§ Exercise instructions
Please copy every line of the data in which the string "discount" appears.

§ Records for processing
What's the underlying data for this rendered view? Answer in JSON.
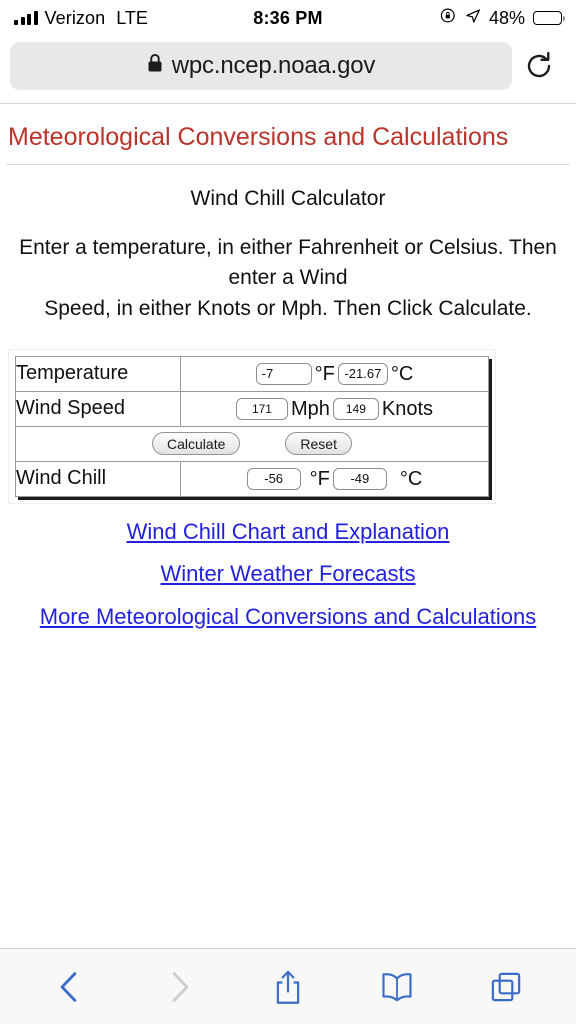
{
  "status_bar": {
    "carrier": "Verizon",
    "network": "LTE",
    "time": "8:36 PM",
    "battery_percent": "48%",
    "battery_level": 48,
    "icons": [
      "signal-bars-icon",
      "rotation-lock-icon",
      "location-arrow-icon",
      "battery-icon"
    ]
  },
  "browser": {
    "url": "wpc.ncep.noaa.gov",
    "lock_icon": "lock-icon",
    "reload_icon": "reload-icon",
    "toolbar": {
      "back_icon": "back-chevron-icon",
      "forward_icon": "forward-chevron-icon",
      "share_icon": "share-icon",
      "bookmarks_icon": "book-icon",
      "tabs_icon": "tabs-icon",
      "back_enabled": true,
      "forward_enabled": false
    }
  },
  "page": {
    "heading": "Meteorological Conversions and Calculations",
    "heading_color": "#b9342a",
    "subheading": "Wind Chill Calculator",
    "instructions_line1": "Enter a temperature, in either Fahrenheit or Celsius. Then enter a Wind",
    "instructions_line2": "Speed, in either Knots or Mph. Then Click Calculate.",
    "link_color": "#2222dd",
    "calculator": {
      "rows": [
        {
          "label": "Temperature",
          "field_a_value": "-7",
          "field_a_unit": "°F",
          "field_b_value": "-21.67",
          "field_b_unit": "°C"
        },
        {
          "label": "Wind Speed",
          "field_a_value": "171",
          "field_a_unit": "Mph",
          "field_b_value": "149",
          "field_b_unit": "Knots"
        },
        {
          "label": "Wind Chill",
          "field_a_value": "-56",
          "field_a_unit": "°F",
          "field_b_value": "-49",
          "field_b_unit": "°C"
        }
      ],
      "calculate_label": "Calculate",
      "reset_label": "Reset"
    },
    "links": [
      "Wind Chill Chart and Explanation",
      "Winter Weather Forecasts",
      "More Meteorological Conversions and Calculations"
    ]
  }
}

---

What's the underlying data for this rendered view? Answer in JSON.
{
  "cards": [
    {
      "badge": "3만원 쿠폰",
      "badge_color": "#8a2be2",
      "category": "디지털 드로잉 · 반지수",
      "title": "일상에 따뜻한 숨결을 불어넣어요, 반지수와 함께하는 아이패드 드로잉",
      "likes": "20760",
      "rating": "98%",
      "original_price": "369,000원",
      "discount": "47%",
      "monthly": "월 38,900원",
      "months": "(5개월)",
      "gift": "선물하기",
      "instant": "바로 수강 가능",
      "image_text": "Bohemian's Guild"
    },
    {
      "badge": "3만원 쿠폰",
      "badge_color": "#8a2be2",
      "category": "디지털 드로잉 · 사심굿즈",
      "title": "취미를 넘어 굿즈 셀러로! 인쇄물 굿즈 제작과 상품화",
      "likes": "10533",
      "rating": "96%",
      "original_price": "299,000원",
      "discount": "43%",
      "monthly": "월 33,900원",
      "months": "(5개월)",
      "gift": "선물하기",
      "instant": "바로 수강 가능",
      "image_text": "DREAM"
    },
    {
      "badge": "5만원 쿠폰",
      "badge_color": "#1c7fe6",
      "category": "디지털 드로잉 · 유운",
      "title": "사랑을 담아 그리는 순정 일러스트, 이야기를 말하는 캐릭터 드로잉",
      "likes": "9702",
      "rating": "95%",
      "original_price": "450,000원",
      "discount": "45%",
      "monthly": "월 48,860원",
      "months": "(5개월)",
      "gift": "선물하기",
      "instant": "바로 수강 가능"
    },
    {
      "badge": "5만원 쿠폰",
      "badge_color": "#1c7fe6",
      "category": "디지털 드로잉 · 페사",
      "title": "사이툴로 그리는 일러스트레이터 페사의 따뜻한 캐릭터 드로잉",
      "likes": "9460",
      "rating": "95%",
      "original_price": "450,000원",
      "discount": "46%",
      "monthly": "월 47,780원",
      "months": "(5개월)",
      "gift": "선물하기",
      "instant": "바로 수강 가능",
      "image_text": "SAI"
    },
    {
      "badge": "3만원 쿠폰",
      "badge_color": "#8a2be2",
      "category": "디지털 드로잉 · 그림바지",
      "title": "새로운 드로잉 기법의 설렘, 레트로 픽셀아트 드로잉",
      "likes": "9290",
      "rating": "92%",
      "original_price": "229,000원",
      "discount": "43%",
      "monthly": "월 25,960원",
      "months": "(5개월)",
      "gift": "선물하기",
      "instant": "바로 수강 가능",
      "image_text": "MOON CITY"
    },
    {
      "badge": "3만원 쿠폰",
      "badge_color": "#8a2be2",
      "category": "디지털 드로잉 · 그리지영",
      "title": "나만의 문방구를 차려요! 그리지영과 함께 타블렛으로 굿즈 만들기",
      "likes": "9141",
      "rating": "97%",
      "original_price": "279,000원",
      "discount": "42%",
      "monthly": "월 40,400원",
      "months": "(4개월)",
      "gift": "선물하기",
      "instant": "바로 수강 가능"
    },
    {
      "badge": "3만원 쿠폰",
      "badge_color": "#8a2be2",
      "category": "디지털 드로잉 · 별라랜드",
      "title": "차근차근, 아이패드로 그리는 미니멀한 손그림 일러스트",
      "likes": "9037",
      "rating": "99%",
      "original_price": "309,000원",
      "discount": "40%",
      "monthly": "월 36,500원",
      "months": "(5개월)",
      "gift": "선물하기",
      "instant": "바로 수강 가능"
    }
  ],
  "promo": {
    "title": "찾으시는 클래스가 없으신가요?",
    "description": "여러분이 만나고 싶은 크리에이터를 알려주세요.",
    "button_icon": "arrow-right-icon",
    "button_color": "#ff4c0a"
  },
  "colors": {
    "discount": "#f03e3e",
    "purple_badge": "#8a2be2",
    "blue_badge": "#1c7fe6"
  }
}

§ Task answer
      "discount": "47%",
      "discount": "43%",
      "discount": "45%",
      "discount": "46%",
      "discount": "43%",
      "discount": "42%",
      "discount": "40%",
    "discount": "#f03e3e",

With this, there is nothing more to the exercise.